  • When I name a document, I try to think of the names I’ll try when I’m looking for it. I’ll throw in the name of the project, the type of document it is, and so on. Then if I look for the document, later, if I have trouble finding it, I’ll remember whatever keywords I tried to find it with, and failed, and add those keywords to the document name, so it’s easier to find next time.

  • One folder per project – that is, one folder per article. Folders are organized into a higher level folder called Current. When I’m done with a project, the folder gets moved to a higher-level folder named for the year.

  • I also have folders for my personal blog, and for a civic association I volunteer.

  • So for example, if I’m doing an article about Acme Corp. using SuperCloud Software for payroll management, I’ll name a folder “Acme SuperCloud payroll” and individual documents might be called “Acme SuperCloud payroll interview notes,” etc.

  • Article drafts include the date in their name, rather than V1, V2, etc. Easier to keep track of the sequence.

I’ve been refining this system over 30 years; it works well for me.


I date certain files “YYYY-MM-DD-subject” such as journal files, project notes invoices etc. others get a basic category first such as “CSS styling whatever”, “GTD using contexts” etc…

It really depends on how I need to find them going forward. Dates are important for some, categories for others. This plus a sensible (for me) folder system where I mirror Omnifocus, Devonthink and system filing set ups as much as possible seems to work reasonably well.


Adding to this, one thing I’ve found useful, if you only have a small number of active current projects, put their folders in the Finder sidebar.


The folders-in-the-sidebar tip is useful. Another option for quick access to important folders and files is Default Folder X, which provides features that macOS should provide.
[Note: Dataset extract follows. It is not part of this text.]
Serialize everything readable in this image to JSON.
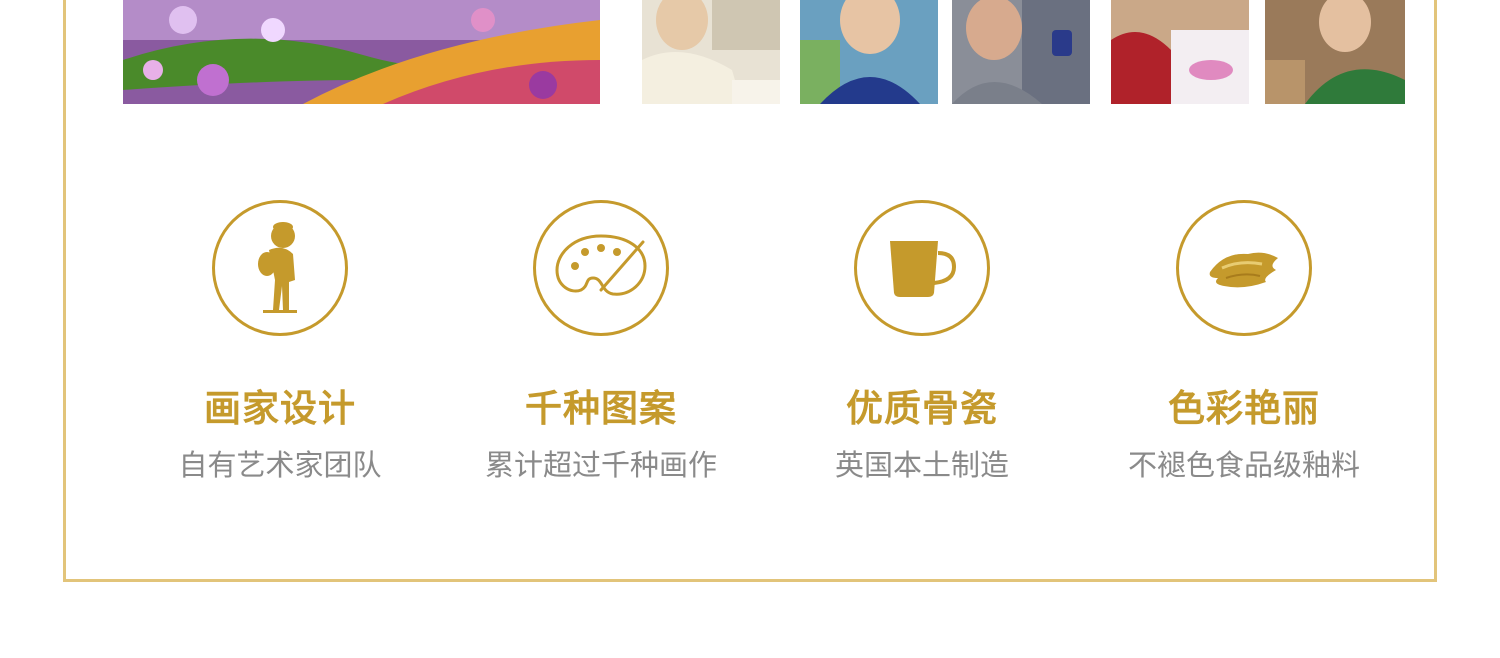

Agreed - and Trickster overlaps somewhat with the cabilities of Default Folder X.